The character touches are wonderful, from Ricky's love of coming up with haikus on the spot, an adoration of Tupac (as evidences by his "All Eyez on Me" jacket and the name he gives his dog) to the improvisational (and very sweet) birthday ditty that Aunty Bella sings to Ricky on his thirteenth birthday, to which he joins in the refrain, while Hec looks lost at sea toward the open display of cheesy, gooey affection that he's likely never experienced in his own life out in the bush. (Trivia: the song was made up on the spot after several takes utiliing the more traditional "Happy Birthday" song, but changed due to copyright issues). There are also nods to well-known New Zealand works of the 1970s from the likes of Kiwi filmmakers Peter Weir (especially his zoom shots), Geoff Murphy (whose Goodbye Pork Pie inspired the car chase sequences) and Roger Donaldson (elements of his Sleeping Dogs are woven in here), as well as to classic Hollywood action films, from The Terminator to First Blood to The Fugitive to a catchphrase made popular by Michael Bay's Bad Boys 2. And, since we're out in the lush mountains of New Zealand, of course there's a reference to the most famous film series made there, Peter Jackson's The Lord of the Rings films.
The film falters when it's not in the bonding mode, with an overbearing subplot involving the manhunt for Ricky and his supposed abductor, with a tenacious and increasingly militaristic social worker doing everything she can to get the boy back to her custody.
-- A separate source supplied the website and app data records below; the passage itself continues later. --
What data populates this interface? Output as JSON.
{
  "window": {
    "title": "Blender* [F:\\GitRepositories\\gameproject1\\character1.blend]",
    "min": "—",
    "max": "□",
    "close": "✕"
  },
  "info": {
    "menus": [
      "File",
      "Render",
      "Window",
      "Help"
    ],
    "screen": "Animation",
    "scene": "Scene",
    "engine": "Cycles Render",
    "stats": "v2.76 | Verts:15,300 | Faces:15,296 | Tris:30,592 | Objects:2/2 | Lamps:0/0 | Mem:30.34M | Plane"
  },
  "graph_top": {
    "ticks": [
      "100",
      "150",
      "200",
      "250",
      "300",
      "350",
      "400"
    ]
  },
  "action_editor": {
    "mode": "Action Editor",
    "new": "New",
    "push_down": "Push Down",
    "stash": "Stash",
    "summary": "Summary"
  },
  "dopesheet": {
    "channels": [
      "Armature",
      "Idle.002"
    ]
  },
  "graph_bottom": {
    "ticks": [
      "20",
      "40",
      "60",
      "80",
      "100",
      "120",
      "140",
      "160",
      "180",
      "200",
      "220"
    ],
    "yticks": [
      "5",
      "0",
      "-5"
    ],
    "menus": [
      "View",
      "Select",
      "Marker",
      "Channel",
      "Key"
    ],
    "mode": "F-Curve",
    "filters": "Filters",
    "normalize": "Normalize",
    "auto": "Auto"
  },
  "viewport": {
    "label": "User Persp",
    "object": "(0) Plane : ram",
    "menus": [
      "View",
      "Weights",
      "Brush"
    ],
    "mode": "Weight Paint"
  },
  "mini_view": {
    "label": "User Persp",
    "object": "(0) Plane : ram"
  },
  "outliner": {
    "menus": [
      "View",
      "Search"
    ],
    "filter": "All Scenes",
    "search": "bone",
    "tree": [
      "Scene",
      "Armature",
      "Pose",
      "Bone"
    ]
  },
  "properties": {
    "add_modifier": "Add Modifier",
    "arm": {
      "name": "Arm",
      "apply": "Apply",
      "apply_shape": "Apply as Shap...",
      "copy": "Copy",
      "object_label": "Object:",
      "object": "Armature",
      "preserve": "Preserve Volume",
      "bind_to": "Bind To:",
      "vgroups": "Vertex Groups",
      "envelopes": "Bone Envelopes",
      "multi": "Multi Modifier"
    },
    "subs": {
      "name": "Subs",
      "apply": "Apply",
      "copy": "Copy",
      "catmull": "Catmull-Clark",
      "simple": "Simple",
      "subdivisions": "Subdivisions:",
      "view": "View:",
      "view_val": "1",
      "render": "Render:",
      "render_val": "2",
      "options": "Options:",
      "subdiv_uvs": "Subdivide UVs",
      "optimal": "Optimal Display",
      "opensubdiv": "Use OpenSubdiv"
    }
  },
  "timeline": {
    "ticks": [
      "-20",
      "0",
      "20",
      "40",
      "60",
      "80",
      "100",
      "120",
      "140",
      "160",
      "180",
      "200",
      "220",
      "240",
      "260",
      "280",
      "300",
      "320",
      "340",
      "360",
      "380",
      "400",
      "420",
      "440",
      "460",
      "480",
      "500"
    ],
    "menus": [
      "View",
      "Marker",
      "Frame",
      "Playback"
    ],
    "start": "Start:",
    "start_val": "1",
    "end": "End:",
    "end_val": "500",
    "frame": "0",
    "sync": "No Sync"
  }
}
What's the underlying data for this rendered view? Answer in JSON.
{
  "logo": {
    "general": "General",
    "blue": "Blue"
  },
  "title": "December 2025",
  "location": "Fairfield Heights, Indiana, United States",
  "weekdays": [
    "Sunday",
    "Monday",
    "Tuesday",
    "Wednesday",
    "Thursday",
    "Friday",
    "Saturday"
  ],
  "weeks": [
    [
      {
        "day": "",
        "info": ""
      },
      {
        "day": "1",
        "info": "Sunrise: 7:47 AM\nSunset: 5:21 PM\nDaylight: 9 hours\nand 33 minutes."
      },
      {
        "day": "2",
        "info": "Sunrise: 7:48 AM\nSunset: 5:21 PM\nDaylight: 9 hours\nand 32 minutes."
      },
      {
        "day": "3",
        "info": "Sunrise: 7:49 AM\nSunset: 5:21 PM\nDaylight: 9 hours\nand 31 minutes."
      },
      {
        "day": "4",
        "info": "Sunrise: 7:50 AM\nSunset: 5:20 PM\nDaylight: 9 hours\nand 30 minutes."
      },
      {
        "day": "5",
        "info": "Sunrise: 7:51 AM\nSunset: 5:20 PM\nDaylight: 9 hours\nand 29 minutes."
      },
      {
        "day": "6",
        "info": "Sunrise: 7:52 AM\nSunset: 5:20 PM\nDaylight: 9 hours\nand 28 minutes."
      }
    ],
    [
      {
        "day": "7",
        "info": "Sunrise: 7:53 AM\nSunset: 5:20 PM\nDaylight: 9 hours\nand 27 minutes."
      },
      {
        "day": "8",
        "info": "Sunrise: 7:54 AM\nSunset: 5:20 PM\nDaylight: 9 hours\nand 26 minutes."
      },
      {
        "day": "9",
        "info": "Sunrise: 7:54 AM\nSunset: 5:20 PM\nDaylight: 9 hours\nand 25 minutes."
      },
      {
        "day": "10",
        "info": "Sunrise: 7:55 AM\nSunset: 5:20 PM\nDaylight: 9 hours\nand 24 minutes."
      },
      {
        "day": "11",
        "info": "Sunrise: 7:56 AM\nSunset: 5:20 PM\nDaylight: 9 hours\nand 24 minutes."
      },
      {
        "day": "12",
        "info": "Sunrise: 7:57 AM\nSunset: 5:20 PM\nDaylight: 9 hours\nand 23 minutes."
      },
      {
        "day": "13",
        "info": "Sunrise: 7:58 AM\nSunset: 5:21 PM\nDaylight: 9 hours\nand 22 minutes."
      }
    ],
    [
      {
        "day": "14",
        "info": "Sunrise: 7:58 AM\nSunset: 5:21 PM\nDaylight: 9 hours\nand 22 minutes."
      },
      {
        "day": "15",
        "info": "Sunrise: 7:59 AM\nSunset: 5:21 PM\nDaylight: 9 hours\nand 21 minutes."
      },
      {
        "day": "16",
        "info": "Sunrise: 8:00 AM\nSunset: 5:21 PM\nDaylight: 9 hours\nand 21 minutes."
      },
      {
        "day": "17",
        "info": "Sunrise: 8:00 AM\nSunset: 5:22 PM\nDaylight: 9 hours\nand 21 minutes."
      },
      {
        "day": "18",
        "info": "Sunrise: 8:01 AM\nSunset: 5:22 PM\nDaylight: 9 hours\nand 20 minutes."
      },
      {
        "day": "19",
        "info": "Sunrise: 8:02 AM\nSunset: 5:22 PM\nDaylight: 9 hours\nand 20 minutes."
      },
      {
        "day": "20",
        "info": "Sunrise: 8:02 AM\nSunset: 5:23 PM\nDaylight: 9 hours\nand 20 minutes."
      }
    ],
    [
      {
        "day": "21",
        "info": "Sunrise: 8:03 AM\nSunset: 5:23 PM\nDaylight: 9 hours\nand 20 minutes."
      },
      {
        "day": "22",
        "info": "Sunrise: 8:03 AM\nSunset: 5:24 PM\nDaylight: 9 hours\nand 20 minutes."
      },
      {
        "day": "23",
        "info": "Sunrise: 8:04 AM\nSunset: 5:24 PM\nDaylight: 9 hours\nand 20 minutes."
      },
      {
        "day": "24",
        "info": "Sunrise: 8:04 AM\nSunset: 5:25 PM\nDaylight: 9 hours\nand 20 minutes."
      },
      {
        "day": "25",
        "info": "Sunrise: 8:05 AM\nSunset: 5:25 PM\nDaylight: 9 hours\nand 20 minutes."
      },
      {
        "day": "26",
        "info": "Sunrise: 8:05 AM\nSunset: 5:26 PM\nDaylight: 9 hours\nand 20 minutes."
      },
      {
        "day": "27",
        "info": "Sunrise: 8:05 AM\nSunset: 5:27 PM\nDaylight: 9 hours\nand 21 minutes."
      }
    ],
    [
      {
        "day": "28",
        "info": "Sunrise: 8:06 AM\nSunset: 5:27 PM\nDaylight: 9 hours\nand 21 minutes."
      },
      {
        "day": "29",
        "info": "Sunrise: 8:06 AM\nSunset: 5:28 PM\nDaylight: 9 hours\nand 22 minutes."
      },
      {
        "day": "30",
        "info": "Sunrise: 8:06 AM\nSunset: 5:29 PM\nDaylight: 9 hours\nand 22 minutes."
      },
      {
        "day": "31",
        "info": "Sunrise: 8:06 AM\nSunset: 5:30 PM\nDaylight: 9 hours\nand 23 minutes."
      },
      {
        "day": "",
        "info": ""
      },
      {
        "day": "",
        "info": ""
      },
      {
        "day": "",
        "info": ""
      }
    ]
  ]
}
The humor can also be overly silly at times, more befitting a cartoon than a subtle independent comedy with melancholy beats, and the action elements toward the end, including car chases and destruction, feel like they belong in a spoof of 1980s blockbusters more so than in a poignant story about two misunderstood and withdrawn characters finding ways to come together.
With a very likeable cast, characters we can root for, funny and quotable lines in the screenplay, and some very good work out in the Bush lands of northern New Zealand, Hunt for the Wilderpeople overcomes some if its more obvious overreaching for laughs through the understated and more playful beats. Waititi is certainly a critical darling at the moment, lending his involvement as cowriter for Disney's Moana and director for the upcoming Marvel release, Thor: Ragnarok, a reason to be cautiously optimistic that it won't be an joyless, assembly-line effort. If successful, it will be as bittersweet an experience, as we wish him the accolades he deserves as a new Hollywood player, but we'll miss the more incisive, small-scale Kiwi delights of What We Do in the Shadows and Hunt for the Wilderpeople.
©2016 Vince Leo